The lack of nuanced feedback or criticism precludes us from improving. If everything is bad (which is also a common judgement and it seems to be restricted to certain developers and publishers) how do I make things better? Where do I start? In addition, if there’s nothing you can do about it as a dev or publisher because this is a view that has very little to do with actual output and more to do with “I don’t like this publisher”, how do I fix it?

If everything is perfect, then there’s nothing to improve. And again, what if it’s perfect only because it comes from a publisher or dev that “everyone” loves? They can do no wrong in the eyes of public opinion.

Either way, there’s very little to work with and either public judgement rendered is going to make life difficult for the people trying to improve on a product or trying to survive a “bad” game release.

The publishers can continue pressuring the developers into making bad, burnout related decisions that take more out of the devs than the devs are even aware of, or want to admit to. In a “perfect game” scenario, all those problems during development, all that noise, is soon forgotten. It gives way to the belief (at least from higher ups) that if this was the “perfect game”, we can do it again, exactly the same way we did it before, because it resulted in the perfect game, after all.

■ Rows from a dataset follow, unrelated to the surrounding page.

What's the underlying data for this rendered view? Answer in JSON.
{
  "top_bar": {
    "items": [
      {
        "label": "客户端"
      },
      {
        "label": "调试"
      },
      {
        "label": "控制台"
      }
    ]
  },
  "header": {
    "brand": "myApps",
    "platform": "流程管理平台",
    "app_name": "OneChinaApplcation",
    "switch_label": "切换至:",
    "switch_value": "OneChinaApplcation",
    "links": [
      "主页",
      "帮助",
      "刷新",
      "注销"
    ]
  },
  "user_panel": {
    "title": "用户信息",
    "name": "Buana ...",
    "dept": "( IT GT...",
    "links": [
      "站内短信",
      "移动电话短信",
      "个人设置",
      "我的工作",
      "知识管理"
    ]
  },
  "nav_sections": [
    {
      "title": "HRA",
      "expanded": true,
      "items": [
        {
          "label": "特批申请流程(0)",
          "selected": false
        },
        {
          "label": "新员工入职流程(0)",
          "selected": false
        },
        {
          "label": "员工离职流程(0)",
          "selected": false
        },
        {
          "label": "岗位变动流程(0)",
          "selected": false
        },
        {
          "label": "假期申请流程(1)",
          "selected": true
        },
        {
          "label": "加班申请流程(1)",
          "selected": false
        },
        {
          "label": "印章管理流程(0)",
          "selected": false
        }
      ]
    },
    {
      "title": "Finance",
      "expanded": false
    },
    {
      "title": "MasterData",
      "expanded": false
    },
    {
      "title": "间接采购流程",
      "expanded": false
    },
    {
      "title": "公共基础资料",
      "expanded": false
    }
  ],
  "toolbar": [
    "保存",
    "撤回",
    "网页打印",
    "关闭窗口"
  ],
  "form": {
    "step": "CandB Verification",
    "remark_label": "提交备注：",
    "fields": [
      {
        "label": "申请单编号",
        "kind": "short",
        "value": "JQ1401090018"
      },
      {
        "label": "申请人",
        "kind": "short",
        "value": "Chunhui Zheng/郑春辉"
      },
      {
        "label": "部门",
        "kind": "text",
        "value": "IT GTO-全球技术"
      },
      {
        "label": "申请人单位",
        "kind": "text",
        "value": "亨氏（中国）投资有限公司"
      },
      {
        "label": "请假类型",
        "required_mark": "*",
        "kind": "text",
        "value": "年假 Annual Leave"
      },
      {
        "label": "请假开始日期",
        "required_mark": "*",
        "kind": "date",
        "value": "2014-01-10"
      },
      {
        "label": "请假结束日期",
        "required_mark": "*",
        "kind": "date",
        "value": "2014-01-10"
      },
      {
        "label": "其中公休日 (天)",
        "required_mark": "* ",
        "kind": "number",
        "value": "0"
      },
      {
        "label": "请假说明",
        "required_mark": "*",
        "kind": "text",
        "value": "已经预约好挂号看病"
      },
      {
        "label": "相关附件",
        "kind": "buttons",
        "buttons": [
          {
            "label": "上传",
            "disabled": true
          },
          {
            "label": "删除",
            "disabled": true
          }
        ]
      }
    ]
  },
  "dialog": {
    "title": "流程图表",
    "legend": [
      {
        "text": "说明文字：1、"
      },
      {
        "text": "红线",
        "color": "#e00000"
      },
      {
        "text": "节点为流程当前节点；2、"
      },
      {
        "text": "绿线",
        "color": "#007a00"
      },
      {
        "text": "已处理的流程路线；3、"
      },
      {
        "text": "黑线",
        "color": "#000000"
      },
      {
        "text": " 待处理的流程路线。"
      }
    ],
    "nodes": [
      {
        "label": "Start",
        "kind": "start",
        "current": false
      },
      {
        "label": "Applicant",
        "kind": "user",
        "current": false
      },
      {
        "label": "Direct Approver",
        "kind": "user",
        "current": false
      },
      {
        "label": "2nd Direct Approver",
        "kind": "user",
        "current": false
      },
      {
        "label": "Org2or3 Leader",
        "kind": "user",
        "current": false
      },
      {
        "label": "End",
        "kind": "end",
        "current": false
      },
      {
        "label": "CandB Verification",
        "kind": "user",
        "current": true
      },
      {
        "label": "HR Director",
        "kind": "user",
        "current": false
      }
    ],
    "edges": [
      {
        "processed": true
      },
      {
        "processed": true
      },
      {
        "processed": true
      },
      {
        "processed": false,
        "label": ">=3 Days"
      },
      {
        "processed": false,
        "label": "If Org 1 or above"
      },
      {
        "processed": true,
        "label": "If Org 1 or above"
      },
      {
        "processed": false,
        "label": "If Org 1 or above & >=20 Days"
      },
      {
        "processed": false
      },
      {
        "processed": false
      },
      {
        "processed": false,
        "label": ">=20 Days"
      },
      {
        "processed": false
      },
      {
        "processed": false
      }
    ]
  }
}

For developers ending up on the other end of the spectrum, the worst game in history2, the game will be held over them as a thread and lead to the exact same conditions.

The lack of nuance is understandable from a historical perspective. Games have had to endure much, both ridicule, moral panics and being the underdog of entertainment, and it led to people who love games being terrified to voice any kind of criticism around anything except the more practical aspects of the game. What’s the engine like? The graphics? The physics? Looking at content was forbidden because it always brought the risk of bringing the cultural and moral panic vultures circling. Admitting fault – as it were – could lead to lawsuit or judgment in the eyes of media, which is almost as bad.

Contrary to music or books, which has always3 been pervasive in our culture, games have not. At least not in their current, digital form. They also haven’t been as widely spread or as easy to partake of. This of course has meant that games, and the position of games in popular culture has been somewhat more precarious. This also means that people have been more protective of games. That protectiveness has by necessity included all kinds of defences, including those that are harmful to games in the long run.

In the end, if we reject all criticism as unfounded and moral panicky, how can we ever improve? Combine that with the fact that all criticism we actually seem to listen to as a culture is that of loud gamer bros who more often than not have an excluding and gatekeeping agenda, then what?

  1. I’m using tribe as a negative here. Group think is not always a good thing. In this day and age it’s probably mostly a bad thing.
  2. Because there’s also a tendency towards hyperbole.
  3. From the perspective of a normal human lifespan.